A recent grant from the U.S. Environmental Protection Agency awarded MSU diesel oxidation catalysts to install on 14 University vehicles. The new devices will reduce carbon monoxide and hydrocarbon emissions by up to 50 percent.

The catalysts will be installed on vehicles from several departments: the Physical Plant’s* Landscape Services with four, the Physical Plant’s Transportation Services with three charter busses, the Surplus Store and Recycling Center with five and University Stores with two.

The numbers are impressive. The DOCs reduce particulate matter (black soot) emissions by 20 percent, carbon monoxide emissions by 50 percent and hydrocarbons (unburned fuel) by 50 percent. The catalysts use a chemical process to convert harmful gasses such as nitric oxides and carbon monoxide into water.

MSU worked with the Greater Lansing Area Clean Cities organization, a local chapter of the nationwide Clean Cities organization to secure the EPA grant. GLACC supports the community with alternative-energy funding and tries to find different ways to reduce greenhouse gas emissions. Transportation Services is a supporting member.

At one of GLACC’s events, Brian Wolfe, fleet services manager, approached Executive Director Maggie Striz Calnin to see if there were programs available for university fleets. He knew there were many cost-match programs available, but he was after something better.

“I didn’t want to burden departments with any cost-sharing opportunities,” Wolfe said. “This [program] made the most sense and was zero cost to the University.”

The parameters of the grant are that the EPA will pay to install the catalysts. The job will go out for bid to third-party vendors. After the devices are installed, the recipient party has a commitment to keep the vehicles for at least five years before selling them.

This success is another step toward MSU’s drive to decrease its carbon footprint. Wolfe explained, “There’s no one thing that’s going to be the end-all for the University. It’s going to be a combination of everything. And this is another item that we have control over, that we can do.”

Green Issue 2012
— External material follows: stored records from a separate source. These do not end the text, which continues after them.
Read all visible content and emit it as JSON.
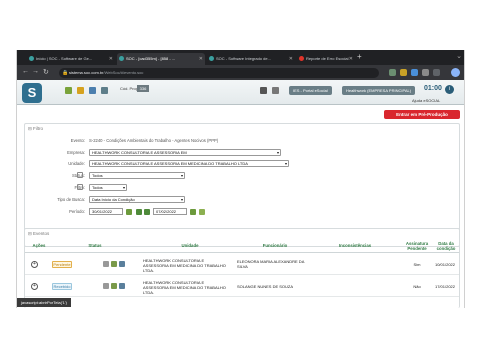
{
  "browser": {
    "tabs": [
      {
        "label": "Início | SOC - Software de Ge..."
      },
      {
        "label": "SOC - [cad355m] - [858 - ..."
      },
      {
        "label": "SOC - Software Integrado de..."
      },
      {
        "label": "Reporte de Erro Esocial"
      }
    ],
    "url_host": "sistema.soc.com.br",
    "url_path": "/WebSoc/#/evento.soc"
  },
  "header": {
    "logo_letter": "S",
    "cod_prog_label": "Cód. Prog.",
    "cod_prog_value": "336",
    "esocial_label": "IES - Portal eSocial",
    "company_label": "Healthwork (EMPRESA PRINCIPAL)",
    "clock": "01:00",
    "help_link": "Ajuda eSOCIAL"
  },
  "actions": {
    "entrar_button": "Entrar em Pré-Produção"
  },
  "filter": {
    "title": "Filtro",
    "evento_label": "Evento:",
    "evento_value": "S-2240 - Condições Ambientais do Trabalho - Agentes Nocivos (PPP)",
    "empresa_label": "Empresa:",
    "empresa_value": "HEALTHWORK CONSULTORIA E ASSESSORIA EM",
    "unidade_label": "Unidade:",
    "unidade_value": "HEALTHWORK CONSULTORIA E ASSESSORIA EM MEDICINA DO TRABALHO LTDA",
    "status_label": "Status:",
    "status_value": "Todos",
    "filtro_label": "Filtro:",
    "filtro_value": "Todos",
    "tipo_busca_label": "Tipo de Busca:",
    "tipo_busca_value": "Data Início da Condição",
    "periodo_label": "Período:",
    "periodo_start": "30/01/2022",
    "periodo_end": "07/02/2022"
  },
  "events": {
    "title": "Eventos",
    "columns": {
      "acoes": "Ações",
      "status": "Status",
      "unidade": "Unidade",
      "funcionario": "Funcionário",
      "inconsistencias": "Inconsistências",
      "assinatura": "Assinatura Pendente",
      "data": "Data da condição"
    },
    "rows": [
      {
        "status": "Pendente",
        "unidade": "HEALTHWORK CONSULTORIA E ASSESSORIA EM MEDICINA DO TRABALHO LTDA.",
        "funcionario": "ELEONORA MARIA ALEXANDRE DA SILVA",
        "inconsistencias": "",
        "assinatura": "Sim",
        "data": "10/01/2022"
      },
      {
        "status": "Recebido",
        "unidade": "HEALTHWORK CONSULTORIA E ASSESSORIA EM MEDICINA DO TRABALHO LTDA.",
        "funcionario": "SOLANGE NUNES DE SOUZA",
        "inconsistencias": "",
        "assinatura": "Não",
        "data": "17/01/2022"
      }
    ]
  },
  "status_bar": "javascript:abrirPorTela('1')",
  "colors": {
    "brand": "#2f6f8f",
    "danger_button": "#d9272e",
    "table_header_text": "#2f7a43"
  }
}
*Prior to the creation of Infrastructure Planning and Facilities in January 2013, several IPF departments were a part of the now-dissolved MSU Physical Plant. Some historical articles on this website reference that former unit.